═════ Provided records

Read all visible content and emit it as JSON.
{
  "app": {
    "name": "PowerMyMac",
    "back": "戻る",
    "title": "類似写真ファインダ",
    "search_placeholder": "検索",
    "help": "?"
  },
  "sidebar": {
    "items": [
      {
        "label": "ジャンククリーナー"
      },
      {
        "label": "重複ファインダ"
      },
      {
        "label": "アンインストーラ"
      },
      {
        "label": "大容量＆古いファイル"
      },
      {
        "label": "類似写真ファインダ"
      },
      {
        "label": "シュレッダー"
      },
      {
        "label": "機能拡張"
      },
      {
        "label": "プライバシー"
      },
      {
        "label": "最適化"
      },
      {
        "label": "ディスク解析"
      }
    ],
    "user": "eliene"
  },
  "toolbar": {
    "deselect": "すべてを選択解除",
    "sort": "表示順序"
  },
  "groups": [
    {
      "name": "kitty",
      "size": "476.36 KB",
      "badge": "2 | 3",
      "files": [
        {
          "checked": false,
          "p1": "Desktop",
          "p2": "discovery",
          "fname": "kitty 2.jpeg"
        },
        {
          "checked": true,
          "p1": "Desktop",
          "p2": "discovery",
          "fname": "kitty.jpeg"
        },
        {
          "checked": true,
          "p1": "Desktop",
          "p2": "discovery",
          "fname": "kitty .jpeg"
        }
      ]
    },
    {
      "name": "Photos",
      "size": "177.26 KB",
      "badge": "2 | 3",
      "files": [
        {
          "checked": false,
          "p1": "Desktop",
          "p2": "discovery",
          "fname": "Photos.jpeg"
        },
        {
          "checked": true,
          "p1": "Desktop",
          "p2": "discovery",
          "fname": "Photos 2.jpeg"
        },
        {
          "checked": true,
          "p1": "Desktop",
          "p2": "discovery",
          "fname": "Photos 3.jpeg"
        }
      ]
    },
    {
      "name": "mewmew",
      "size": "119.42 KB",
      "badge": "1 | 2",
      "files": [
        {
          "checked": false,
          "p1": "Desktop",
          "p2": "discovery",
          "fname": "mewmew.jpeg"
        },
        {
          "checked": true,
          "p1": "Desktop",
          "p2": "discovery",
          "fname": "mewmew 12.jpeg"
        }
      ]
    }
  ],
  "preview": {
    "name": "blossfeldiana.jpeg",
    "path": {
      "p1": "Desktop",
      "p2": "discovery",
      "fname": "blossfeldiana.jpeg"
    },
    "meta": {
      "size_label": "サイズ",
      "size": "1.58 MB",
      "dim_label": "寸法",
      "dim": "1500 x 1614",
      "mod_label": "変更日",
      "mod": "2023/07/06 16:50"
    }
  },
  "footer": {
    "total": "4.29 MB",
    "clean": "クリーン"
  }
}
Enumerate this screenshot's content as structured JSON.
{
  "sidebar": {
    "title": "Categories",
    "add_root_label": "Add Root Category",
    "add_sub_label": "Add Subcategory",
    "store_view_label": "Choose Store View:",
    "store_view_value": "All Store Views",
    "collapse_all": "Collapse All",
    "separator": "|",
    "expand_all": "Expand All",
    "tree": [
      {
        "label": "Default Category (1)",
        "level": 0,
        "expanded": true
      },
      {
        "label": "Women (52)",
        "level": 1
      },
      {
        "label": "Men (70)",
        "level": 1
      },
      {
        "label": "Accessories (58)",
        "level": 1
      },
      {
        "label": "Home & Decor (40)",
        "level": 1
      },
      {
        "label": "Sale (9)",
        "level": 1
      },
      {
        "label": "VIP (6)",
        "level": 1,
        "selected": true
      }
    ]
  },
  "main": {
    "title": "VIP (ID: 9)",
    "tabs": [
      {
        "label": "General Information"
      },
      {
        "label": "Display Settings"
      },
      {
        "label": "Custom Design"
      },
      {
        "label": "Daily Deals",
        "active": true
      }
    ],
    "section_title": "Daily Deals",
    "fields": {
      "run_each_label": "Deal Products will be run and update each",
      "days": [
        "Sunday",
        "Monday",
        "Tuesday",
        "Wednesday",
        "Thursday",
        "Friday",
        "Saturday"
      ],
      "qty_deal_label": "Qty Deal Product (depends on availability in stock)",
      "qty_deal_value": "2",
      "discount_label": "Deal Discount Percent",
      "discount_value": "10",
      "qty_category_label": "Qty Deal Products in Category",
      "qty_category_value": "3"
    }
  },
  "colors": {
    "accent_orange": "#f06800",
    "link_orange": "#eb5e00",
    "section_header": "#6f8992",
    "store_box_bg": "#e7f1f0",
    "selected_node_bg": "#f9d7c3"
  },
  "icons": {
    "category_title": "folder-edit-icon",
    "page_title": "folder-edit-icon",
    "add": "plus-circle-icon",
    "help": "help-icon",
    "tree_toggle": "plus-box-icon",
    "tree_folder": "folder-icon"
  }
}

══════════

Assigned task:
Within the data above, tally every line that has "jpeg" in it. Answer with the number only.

Written reply:
10